If your PSA is between 1.5-4, you have a 15 times greater risk of prostate cancer than men with a PSA < 1.5. So if you're told that your PSA is high, or on exam you have a nodule that is suspicious, the only option that has been offered until now was a 3D color doppler or MRI, and prostate biopsy. However, there is concern that a biopsy may contribute to spread of the disease past the capsule of the prostate, and that if left alone it would have stayed encapsulated, causing no health issues. 80% of men who undergo biopsy, which is a painful and bloody procedure, have either no cancer or an indolent form of cancer.
This may explain why there have been studies showing that those who did nothing with a diagnosis of prostate cancer have the same survival as those who were treated.
What should you do if told you either have, or may have, prostate cancer?
Get a test called a 4K score (4Kscore.com). This is a specialized blood test that is sent to the 4K lab, and can help to differentiate if the tumor you have is one that is likely to be more indolent, or one that is more likely to be aggressive and requires treatment. If it comes back low risk, then you can talk to your doctor about active surveillance. Meaning, just watch it for now. And avoid the pain and possible risks of prostate biopsy.
The test is covered by insurances and Medicare, and is simple to do.
You can reduce your risk of ever developing prostate cancer, and also reduce the size of the prostate with a few simple measures:
1) Take vitamin D, and have your levels checked -- it should be between 70-90. A low vitamin D is strongly associated with prostate cancer.
2) Have your testosterone and estrogen levels checked. A low testosterone is associated with prostate cancer, as is a high estrogen level. If your testosterone is low, get your levels up using bio-identical testosterone, and if the estrogens are high, you'll need to lower your levels. I often use a drug called anastrazole to lower estrogen in men.
3) Use a supplement to reduce the size of the prostate and to reduce PSA. I like one by Xymogen, called Prostate Flo.
It's an excellent product for the prostate, a combination of zinc, saw palmetto, pygeum, cranberry fruit, B6, and beta-sitosterol. Zinc is highly concentrated in the prostate and a lack of zinc has been associated with a reduction in the repair of DNA damage in prostate tissue.
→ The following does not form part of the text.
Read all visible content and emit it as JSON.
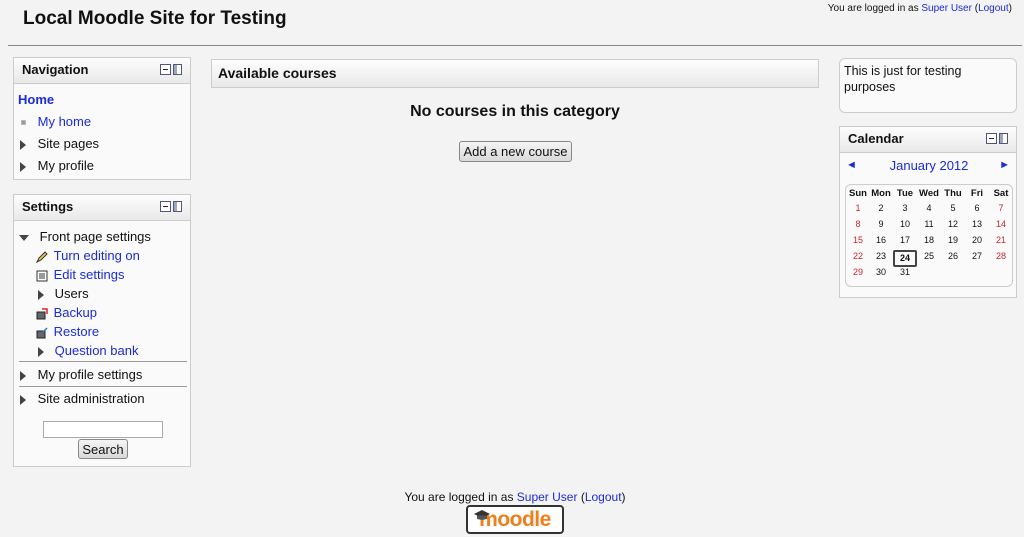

Zinc is also necessary for the production of testosterone.
For a much more comprehensive review of alternative views in the treatment of prostate cancer, go to SurvivingProstateCancer.org.
By Dr. Susan Ashley, M.D.